## Task inputs
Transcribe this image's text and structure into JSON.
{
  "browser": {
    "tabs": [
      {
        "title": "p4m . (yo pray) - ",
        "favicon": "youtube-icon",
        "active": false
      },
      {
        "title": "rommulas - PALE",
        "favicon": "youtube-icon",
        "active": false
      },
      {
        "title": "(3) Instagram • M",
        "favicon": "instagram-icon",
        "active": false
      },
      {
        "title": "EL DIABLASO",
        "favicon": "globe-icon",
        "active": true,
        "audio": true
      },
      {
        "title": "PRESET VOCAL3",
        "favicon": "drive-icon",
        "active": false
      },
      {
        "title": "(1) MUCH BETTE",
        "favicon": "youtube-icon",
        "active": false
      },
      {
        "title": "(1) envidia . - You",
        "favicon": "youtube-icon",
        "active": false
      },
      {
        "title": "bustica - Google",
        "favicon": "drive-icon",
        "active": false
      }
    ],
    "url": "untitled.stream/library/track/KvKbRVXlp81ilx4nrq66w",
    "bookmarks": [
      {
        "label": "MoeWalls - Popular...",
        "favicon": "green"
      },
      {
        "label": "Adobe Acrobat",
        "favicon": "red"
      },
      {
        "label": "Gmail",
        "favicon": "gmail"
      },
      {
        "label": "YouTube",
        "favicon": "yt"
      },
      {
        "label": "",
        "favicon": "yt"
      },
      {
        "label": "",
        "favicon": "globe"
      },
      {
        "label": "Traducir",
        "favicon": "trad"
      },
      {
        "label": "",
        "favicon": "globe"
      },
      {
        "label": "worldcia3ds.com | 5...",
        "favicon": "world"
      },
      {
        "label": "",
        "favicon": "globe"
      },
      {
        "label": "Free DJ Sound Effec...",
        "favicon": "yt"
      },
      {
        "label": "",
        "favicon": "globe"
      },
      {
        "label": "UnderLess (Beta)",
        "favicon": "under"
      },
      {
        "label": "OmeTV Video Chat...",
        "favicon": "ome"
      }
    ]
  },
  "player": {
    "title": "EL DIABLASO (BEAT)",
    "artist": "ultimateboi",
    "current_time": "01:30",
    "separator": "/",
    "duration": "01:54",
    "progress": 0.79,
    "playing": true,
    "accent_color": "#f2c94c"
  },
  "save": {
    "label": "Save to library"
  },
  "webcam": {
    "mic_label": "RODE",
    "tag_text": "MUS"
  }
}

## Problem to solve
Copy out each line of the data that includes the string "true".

## Answer for this exercise
        "active": true,
        "audio": true
    "playing": true,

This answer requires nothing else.